Presentation Authors: Russell Hayden*, Anna Mielnik, New York, NY, Ryan Flannigan, Vancouver, Canada, Peter Schlegel, Darius Paduch, New York, NY
Introduction: The SOX family of transcription factors play critical roles in development, stem cell maintenance, and cellular differentiation. SOX2 is one of the 4 Yamanaka factors, which also include OCT4, KLF4, and MYC, that are used to induce pluripotent stem cells. SOX2 is normally not expressed in the testis, in contrast to SOX3 which localizes to spermatogonial stem cells. However, preliminary RNA-sequencing results in our lab demonstrated expression of SOX2 in men with Sertoli Cell Only Syndrome (SCO). In this study we sought to substantiate these results with real time PCR (RT-PCR).
Methods: Testis biopsies were obtained during testicular sperm extraction for infertility. RNA-seq was performed on testis biopsies from 11 men with SCO and 10 with normal spermatogenesis using the Illumina HiSeq2000 platform. Reads were mapped using the STAR Aligner v2.5 against human genome hg38. Raw counts were normalized with Limma v3.6 using the R statistical package v3.4. RT-PCR was conducted on 3 men with SCO and 3 men with normal spermatogenesis on a LightCycler 480 (Roche). The RT2 qPCR platform was used in all experiments (Qiagen), and all assays were conducted in triplicate. Quality control was assured using melting point analysis, interplate calibrators, and negative controls.
Results: RNA-seq data demonstrated a 6-fold (p < 0.01) increase of SOX2 expression in men with SCO as compared to normal controls. The mean counts per million (CPM) for men with SCO was 46.5 (CI 35.2 - 57.8), whereas men with normal spermatogenesis had a CPM value of 7.8 (CI 5.9 - 9.8). RT-PCR results demonstrated a 2.7-fold (CI 1.7 - 4.1) increase in SOX2 expression of SCO compared to normal controls.
Conclusions: SOX2 is over expressed in men with SCO as compared to normal controls. Although RT-PCR produced an attenuated result, the fold change in expression levels between SCO and normal men remained significant. Further study is needed to delineate how SOX2 overexpression may contribute to the pathophysiology of SCO, especially regarding its ability to suppress stem cell differentiation.
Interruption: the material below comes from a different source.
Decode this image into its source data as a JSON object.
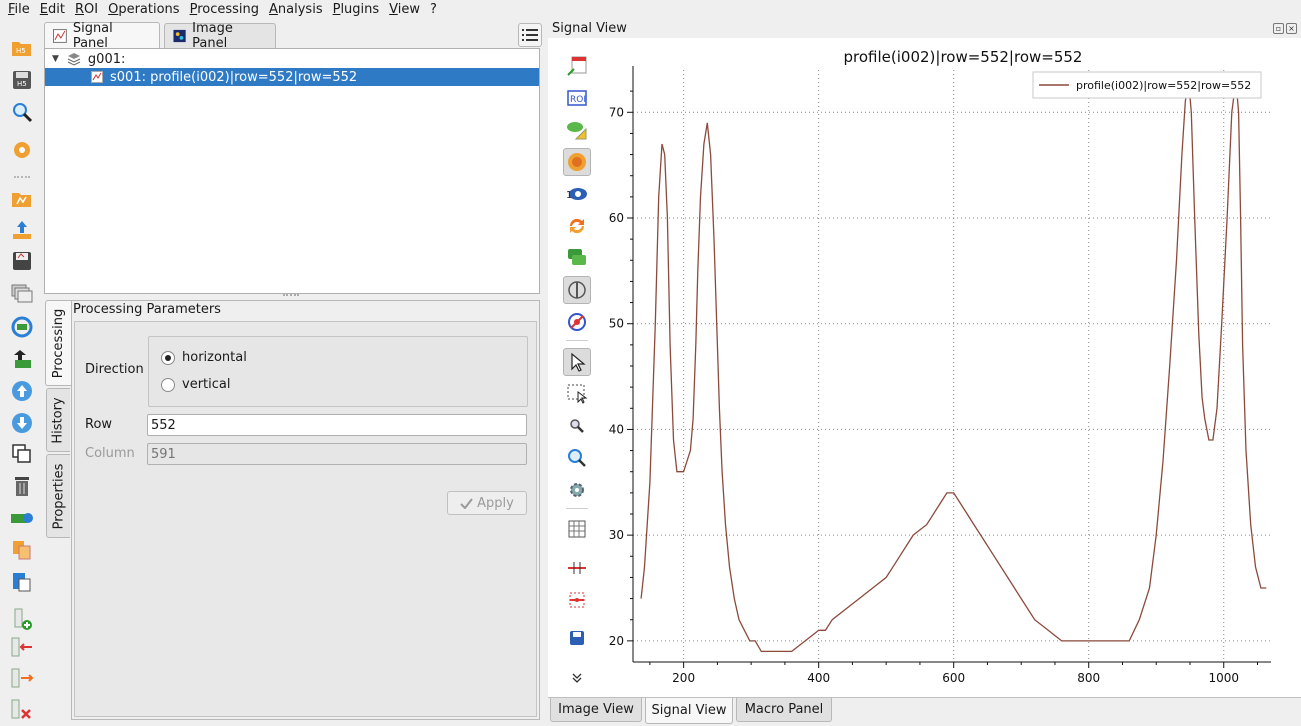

Source of Funding: P50 HD076210, U1 1U01HD074542-01; Frederick J. and Theresa Dow Wallace Fund of the New York Community Trust, the Mr. Robert S. Dow Foundation; Irena and Howard Laks Foundation.